In the article “How to Write Better Villains: 5 Ways to Get Into the Mind of a Psychopath,” author Peter James writes about a time when he visited a psychiatric hospital for the violently mentally ill. A psychiatrist told him that the patients were split between the treatable schizophrenics and the incurable psychopaths. James writes, “The psychopath brought up in a loving, stable family may well go on to become a hugely successful businessman or politician. But the one brought up in a broken home, or a violent, abusive situation, is likely to become dangerously warped. Many serial killers come from such latter backgrounds, as did Adolf Hitler who had a bullying father who would not let him pursue the career as a painter he wanted in life.”

Crimes without motive

As much as we search for answers, sometimes we may never learn why an evildoer does what they do. There may never be a clear motive, psychological explanation, or identifiable social or political force. In the movie The Dark Knight, the butler says this about the villain, the Joker: “Some people just want to see the world burn.”

This can be a difficult pill to swallow for well-adjusted, law-abiding citizens, especially for those who enforce our laws. This was true for the protagonist in No Country for Old Men. The Texas sheriff Ed Tom Bell, played by Tommy Lee Jones, is pursuing a murderous hit man only days before his retirement. The sheriff can’t fathom the villain’s style of crime. His evil is incomprehensible, otherworldly. “I feel overmatched,” he confesses. Hence, the film’s title and theme: this country—this life, one might say—has no place for those who try to make sense of the insane.

In a documentary about Jeffrey Dahmer, The Jeffrey Dahmer Files, we see a home video of Dahmer on Thanksgiving. At this point in his life, he’s been abducting and serially murdering people and erasing the evidence of his crimes by dissolving corpses in barrels of acid. In this video, nothing appears out of the ordinary, and yet Dahmer is hiding a horrific secret. After he was caught, his neighbors said he was kind and quiet. People were baffled to hear that this “normal” person was a serial killer. Why did Dahmer do what he did? We may never know.

The antidote to evil

By definition, an antagonist, or villain, opposes a protagonist’s goals. The villain is the hero’s main source of conflict. They make life difficult for them. But the greatest villains are the heroes’ superiors. They encourage the heroes to access untapped mental faculties, strength, and courage and to overcome doubts and fears. They call the hero to adventure and invite them into the arena. The villain promotes change and drives the hero’s character arc.

At the end his TED Talk, Philip Zimbardo suggests that the antidote for evil is heroism. He says most people are guilty of the evil of inaction. In the face of wrongdoing, they remain passive bystanders. They don’t get involved. He encourages all ordinary people to commit extraordinary moral deeds in the face of evil. In story, isn’t this the hero’s function? The hero is something of a deviant, says Zimbardo, because they’re always going against the conformity of the group. A hero is not passive but active. A hero speaks when everyone is quiet. They stand when everyone sits. They fight when people run. In real life and fiction, a hero gets involved.

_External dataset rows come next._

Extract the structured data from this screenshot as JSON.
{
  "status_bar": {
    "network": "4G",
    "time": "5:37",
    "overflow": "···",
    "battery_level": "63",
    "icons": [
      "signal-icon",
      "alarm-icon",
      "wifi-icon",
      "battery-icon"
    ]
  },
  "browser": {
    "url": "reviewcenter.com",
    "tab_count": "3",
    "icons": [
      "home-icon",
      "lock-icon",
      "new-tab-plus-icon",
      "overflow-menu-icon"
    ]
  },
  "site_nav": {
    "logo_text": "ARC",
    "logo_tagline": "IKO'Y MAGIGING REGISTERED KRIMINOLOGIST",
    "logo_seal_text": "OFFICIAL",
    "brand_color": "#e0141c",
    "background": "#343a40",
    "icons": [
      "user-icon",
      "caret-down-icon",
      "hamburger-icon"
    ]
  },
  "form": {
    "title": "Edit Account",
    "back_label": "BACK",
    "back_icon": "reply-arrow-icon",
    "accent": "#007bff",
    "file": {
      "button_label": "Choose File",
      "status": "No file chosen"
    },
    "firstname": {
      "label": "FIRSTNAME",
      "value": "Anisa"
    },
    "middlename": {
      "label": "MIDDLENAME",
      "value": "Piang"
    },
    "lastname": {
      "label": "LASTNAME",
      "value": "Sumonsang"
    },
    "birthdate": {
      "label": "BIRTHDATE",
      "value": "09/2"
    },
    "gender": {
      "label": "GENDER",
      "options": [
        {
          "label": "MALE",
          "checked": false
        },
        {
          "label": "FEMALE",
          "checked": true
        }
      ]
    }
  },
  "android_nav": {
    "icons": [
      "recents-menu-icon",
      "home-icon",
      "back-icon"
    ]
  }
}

According to Lajos Egri, there’s a frightening truth embedded in the human condition. “Suffice it to say that every living creature is capable of doing anything, if the conditions around him are strong enough.” In a riveting scene in Breaking Bad, Walter White’s wife, Skyler, learns about her husband’s involvement in crime. Skyler tells White that he has to contact the police, that he’s in danger. White is taken aback, offended. “I’m not in danger, Skyler. I am the danger.Breaking Bad is a degeneration plot; White goes from pole to pole, from good to evil. The takeaway is that all humans, all characters, have “the danger” inside them. However, in life and in story, if circumstances and conditions access the danger or try to draw it out, there will be a hero waiting for them.